Exclude the images and repeat all remaining entries exactly.

[[ INPUT DATA, beginning ]]

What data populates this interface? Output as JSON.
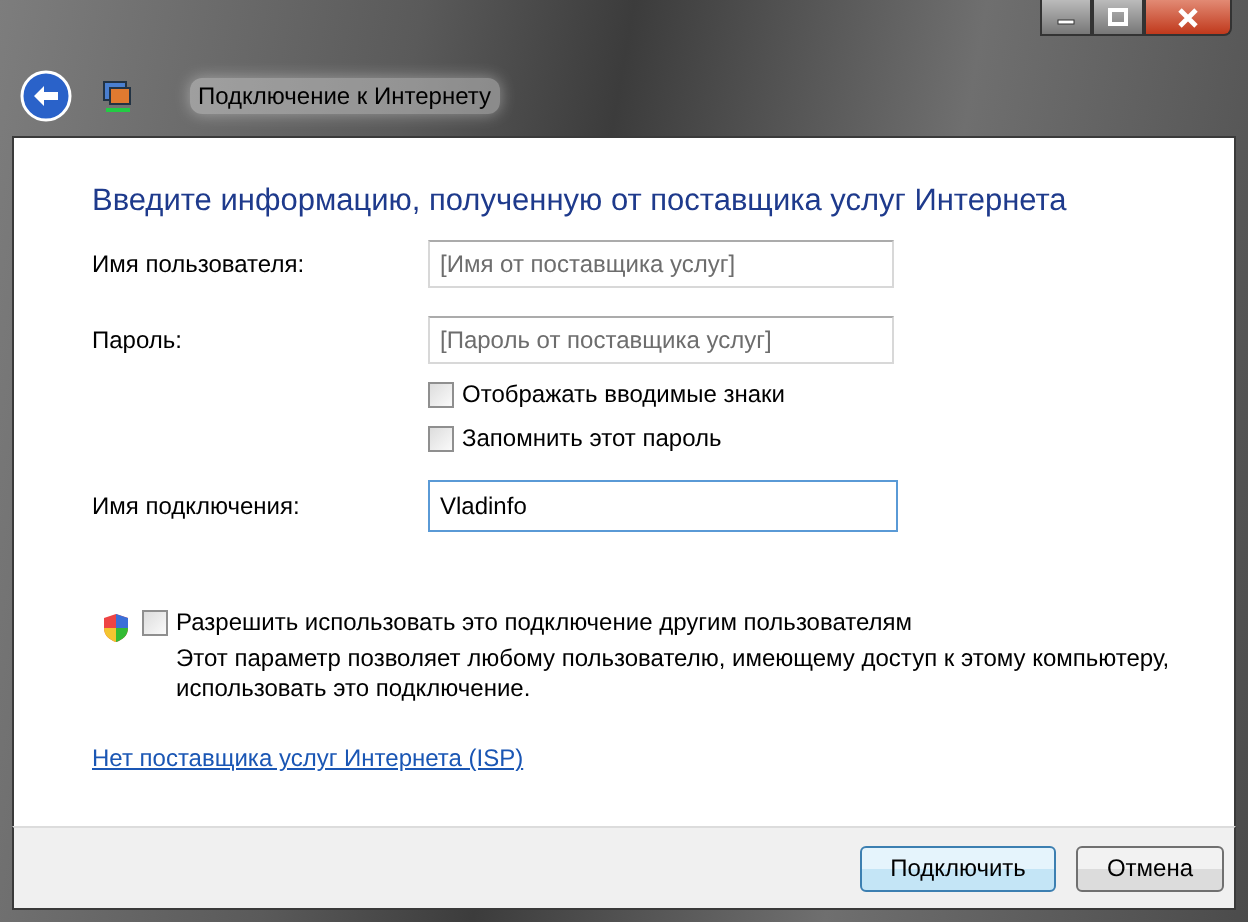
{
  "window": {
    "title": "Подключение к Интернету"
  },
  "heading": "Введите информацию, полученную от поставщика услуг Интернета",
  "fields": [
    {
      "label": "Имя пользователя:",
      "placeholder": "[Имя от поставщика услуг]",
      "focused": false
    },
    {
      "label": "Пароль:",
      "placeholder": "[Пароль от поставщика услуг]",
      "focused": false
    }
  ],
  "password_options": [
    {
      "label": "Отображать вводимые знаки",
      "checked": false
    },
    {
      "label": "Запомнить этот пароль",
      "checked": false
    }
  ],
  "connection_name": {
    "label": "Имя подключения:",
    "value": "Vladinfo",
    "focused": true
  },
  "share": {
    "label": "Разрешить использовать это подключение другим пользователям",
    "checked": false,
    "description": "Этот параметр позволяет любому пользователю, имеющему доступ к этому компьютеру, использовать это подключение."
  },
  "link": "Нет поставщика услуг Интернета (ISP)",
  "buttons": [
    {
      "label": "Подключить",
      "default": true
    },
    {
      "label": "Отмена",
      "default": false
    }
  ]
}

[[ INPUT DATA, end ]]

RESULT FOR THIS EXERCISE:
What data populates this interface? Output as JSON.
{
  "window": {
    "title": "Подключение к Интернету"
  },
  "heading": "Введите информацию, полученную от поставщика услуг Интернета",
  "fields": [
    {
      "label": "Имя пользователя:",
      "placeholder": "[Имя от поставщика услуг]",
      "focused": false
    },
    {
      "label": "Пароль:",
      "placeholder": "[Пароль от поставщика услуг]",
      "focused": false
    }
  ],
  "password_options": [
    {
      "label": "Отображать вводимые знаки",
      "checked": false
    },
    {
      "label": "Запомнить этот пароль",
      "checked": false
    }
  ],
  "connection_name": {
    "label": "Имя подключения:",
    "value": "Vladinfo",
    "focused": true
  },
  "share": {
    "label": "Разрешить использовать это подключение другим пользователям",
    "checked": false,
    "description": "Этот параметр позволяет любому пользователю, имеющему доступ к этому компьютеру, использовать это подключение."
  },
  "link": "Нет поставщика услуг Интернета (ISP)",
  "buttons": [
    {
      "label": "Подключить",
      "default": true
    },
    {
      "label": "Отмена",
      "default": false
    }
  ]
}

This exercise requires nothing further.